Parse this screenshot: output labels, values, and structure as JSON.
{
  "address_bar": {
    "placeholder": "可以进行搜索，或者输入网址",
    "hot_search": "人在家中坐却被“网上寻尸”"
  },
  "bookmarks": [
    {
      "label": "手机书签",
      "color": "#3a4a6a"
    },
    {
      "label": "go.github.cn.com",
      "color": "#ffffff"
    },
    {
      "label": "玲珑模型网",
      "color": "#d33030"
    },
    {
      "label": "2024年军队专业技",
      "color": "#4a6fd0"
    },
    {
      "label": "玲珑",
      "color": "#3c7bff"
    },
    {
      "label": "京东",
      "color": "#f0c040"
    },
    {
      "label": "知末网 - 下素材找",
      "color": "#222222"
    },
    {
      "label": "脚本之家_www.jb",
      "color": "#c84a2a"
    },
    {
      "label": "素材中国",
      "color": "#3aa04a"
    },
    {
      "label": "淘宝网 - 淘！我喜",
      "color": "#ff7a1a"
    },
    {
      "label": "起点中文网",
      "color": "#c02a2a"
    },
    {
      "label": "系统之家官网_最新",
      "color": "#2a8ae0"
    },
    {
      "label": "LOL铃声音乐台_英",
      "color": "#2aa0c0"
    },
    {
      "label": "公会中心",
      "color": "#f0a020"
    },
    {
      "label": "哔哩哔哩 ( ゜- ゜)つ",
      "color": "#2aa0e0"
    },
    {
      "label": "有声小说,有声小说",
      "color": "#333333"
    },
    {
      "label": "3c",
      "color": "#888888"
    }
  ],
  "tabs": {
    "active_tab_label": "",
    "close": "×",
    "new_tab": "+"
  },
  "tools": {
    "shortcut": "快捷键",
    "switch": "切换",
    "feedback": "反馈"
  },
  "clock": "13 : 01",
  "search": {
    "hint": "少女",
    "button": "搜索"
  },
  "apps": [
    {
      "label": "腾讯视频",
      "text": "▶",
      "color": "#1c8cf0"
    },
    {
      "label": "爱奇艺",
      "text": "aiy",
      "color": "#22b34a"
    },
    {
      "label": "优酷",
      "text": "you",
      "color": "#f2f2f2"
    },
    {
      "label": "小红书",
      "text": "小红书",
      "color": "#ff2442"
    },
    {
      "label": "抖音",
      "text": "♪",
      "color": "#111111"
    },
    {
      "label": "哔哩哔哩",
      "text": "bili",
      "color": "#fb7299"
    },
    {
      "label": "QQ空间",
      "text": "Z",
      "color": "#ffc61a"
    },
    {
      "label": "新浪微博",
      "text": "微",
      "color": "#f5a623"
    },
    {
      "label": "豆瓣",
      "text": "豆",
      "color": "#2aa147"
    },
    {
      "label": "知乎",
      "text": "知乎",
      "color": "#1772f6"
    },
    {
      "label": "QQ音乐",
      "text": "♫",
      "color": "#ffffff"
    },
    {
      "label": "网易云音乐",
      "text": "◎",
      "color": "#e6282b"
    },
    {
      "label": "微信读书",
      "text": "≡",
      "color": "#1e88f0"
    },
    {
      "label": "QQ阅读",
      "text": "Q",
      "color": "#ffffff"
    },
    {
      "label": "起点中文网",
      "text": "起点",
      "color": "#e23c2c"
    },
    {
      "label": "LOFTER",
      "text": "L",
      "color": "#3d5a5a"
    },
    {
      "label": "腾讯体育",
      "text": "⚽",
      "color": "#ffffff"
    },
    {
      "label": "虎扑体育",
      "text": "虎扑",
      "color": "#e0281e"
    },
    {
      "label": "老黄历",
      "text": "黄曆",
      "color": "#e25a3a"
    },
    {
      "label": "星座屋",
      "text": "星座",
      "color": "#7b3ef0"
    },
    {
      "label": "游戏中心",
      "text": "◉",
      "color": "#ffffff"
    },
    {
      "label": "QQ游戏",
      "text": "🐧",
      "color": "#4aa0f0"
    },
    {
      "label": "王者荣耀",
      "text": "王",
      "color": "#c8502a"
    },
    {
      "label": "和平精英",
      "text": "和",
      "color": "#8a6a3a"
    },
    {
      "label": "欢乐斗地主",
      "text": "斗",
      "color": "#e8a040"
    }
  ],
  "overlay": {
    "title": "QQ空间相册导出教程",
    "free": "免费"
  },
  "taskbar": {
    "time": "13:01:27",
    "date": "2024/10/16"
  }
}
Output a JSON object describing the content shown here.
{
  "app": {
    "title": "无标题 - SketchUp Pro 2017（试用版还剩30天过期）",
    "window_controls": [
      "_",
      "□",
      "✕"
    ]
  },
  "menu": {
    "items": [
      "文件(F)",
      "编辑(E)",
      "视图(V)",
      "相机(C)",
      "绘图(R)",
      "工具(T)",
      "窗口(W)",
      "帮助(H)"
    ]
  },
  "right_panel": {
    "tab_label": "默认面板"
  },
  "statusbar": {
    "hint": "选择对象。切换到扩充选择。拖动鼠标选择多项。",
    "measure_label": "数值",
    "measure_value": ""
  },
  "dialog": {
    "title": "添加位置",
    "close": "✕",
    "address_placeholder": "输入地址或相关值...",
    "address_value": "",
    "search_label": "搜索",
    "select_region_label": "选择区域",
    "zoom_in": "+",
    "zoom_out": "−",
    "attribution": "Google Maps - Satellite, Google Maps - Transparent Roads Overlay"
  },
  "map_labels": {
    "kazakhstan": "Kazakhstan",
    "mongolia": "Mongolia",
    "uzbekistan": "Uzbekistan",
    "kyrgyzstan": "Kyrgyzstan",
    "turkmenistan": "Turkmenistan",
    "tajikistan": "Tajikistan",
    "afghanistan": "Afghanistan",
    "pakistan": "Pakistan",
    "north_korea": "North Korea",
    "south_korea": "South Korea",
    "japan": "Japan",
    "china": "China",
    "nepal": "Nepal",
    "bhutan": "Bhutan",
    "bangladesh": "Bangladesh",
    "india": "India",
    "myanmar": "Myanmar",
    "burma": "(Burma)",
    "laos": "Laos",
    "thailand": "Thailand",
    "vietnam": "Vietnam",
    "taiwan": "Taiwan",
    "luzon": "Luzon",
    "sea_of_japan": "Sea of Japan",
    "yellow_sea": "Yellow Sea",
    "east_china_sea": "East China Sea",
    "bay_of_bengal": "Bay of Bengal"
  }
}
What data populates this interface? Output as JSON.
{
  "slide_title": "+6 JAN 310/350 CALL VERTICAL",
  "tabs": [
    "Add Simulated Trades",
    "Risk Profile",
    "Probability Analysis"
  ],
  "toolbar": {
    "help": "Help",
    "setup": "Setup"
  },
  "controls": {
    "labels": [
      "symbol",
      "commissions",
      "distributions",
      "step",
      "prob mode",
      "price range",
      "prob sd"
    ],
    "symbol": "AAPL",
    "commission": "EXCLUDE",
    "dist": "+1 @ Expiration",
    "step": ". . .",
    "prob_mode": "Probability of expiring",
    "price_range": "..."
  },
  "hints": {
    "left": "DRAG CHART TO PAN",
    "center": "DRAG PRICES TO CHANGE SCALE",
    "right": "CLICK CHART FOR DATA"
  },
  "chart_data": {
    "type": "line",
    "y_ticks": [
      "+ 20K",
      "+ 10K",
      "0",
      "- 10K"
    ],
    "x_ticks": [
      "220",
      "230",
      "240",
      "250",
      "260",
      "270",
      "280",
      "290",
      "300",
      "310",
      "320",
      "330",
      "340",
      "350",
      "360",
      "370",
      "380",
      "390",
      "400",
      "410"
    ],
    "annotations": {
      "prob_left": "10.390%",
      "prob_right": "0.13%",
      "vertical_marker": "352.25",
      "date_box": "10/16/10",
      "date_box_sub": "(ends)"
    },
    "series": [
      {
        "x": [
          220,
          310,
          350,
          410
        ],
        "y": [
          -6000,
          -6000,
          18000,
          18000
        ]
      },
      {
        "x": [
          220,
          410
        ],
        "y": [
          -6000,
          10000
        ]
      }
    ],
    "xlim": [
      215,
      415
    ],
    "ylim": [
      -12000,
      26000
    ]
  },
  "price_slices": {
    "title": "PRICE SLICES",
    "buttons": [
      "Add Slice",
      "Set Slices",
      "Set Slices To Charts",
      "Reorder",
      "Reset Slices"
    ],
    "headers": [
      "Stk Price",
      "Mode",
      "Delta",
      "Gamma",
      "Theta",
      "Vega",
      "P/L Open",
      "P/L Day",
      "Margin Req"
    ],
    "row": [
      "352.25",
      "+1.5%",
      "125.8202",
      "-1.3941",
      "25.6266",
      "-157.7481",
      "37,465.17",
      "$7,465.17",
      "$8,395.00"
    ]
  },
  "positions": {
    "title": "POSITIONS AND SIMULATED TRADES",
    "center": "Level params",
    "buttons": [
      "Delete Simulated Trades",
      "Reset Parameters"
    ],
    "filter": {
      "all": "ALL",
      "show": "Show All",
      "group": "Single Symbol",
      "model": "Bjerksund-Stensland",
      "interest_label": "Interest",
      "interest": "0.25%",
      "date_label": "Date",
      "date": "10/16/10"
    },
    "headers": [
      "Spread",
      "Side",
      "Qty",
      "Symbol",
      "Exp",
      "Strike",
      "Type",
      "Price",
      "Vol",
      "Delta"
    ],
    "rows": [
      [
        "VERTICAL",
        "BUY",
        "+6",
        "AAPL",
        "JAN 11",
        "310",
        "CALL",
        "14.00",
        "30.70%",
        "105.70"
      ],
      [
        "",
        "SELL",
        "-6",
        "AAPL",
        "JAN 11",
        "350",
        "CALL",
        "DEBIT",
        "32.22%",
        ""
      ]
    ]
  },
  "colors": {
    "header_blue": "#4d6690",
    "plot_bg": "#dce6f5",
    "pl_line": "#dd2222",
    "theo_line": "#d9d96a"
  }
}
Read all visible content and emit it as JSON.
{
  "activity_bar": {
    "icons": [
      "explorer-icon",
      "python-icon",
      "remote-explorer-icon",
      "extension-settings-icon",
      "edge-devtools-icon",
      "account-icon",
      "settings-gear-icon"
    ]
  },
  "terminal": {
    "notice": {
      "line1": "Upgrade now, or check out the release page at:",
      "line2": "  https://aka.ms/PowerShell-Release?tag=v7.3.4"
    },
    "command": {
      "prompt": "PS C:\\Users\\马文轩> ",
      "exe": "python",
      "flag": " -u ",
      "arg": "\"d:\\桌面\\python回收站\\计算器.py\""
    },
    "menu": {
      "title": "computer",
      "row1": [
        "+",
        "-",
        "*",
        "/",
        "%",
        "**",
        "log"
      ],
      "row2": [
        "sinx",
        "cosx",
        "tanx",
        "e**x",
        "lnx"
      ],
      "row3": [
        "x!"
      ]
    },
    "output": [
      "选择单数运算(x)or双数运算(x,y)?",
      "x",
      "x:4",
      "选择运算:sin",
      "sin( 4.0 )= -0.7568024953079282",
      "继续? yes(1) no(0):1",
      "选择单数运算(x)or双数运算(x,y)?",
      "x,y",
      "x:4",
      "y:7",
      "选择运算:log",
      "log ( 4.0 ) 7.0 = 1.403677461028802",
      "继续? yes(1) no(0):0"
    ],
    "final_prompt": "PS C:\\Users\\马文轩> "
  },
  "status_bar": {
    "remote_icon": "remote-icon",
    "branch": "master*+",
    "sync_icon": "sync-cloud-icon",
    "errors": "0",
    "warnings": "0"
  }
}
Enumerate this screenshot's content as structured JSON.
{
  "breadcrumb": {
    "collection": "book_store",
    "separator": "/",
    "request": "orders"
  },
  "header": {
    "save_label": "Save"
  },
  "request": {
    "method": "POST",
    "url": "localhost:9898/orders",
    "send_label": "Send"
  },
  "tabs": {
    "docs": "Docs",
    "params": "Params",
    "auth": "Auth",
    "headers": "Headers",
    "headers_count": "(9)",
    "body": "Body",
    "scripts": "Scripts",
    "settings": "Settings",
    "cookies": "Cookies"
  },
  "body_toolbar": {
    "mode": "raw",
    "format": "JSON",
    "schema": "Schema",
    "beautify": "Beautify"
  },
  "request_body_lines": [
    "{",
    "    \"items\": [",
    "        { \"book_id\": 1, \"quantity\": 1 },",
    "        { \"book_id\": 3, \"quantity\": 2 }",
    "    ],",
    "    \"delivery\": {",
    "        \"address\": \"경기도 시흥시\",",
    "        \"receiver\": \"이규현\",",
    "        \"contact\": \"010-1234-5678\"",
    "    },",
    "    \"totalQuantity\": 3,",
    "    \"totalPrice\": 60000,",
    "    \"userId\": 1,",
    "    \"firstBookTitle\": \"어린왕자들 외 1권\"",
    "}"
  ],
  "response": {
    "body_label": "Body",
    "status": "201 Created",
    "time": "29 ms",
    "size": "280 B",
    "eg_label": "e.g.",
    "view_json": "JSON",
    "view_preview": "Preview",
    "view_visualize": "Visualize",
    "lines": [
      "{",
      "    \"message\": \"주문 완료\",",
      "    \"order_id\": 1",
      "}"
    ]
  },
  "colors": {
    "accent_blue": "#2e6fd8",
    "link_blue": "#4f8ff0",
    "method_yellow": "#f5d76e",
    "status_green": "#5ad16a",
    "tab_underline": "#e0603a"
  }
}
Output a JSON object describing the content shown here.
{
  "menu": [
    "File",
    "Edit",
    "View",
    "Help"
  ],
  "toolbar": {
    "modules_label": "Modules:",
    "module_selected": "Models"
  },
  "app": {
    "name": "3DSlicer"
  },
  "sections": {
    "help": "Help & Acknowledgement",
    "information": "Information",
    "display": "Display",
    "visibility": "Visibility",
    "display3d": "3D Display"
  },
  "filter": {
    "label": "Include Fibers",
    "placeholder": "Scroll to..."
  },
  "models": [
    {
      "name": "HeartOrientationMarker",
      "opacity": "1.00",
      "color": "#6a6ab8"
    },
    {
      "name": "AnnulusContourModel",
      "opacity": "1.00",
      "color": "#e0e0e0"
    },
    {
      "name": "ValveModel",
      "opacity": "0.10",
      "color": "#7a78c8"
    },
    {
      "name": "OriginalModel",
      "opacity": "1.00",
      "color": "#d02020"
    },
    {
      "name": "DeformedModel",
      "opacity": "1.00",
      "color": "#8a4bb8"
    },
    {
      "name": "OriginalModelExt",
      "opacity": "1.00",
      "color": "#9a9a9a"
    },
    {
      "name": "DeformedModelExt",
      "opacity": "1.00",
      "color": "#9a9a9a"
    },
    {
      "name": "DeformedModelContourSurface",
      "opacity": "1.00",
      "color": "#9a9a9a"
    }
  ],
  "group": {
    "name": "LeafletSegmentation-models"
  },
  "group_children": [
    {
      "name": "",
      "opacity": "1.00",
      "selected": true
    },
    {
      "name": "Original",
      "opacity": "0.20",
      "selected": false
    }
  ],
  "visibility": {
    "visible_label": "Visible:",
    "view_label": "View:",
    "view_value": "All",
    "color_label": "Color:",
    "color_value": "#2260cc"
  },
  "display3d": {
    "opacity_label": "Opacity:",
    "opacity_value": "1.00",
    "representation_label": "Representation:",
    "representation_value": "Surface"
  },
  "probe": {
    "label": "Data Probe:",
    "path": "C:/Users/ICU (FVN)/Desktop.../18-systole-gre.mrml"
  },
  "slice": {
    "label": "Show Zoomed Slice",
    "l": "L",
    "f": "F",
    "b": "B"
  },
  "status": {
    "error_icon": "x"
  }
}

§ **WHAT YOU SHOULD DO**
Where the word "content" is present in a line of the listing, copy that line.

§ **RESPONSE**
Output a JSON object describing the content shown here.
Read all visible content and emit it as JSON.
Enumerate this screenshot's content as structured JSON.
Output a JSON object describing the content shown here.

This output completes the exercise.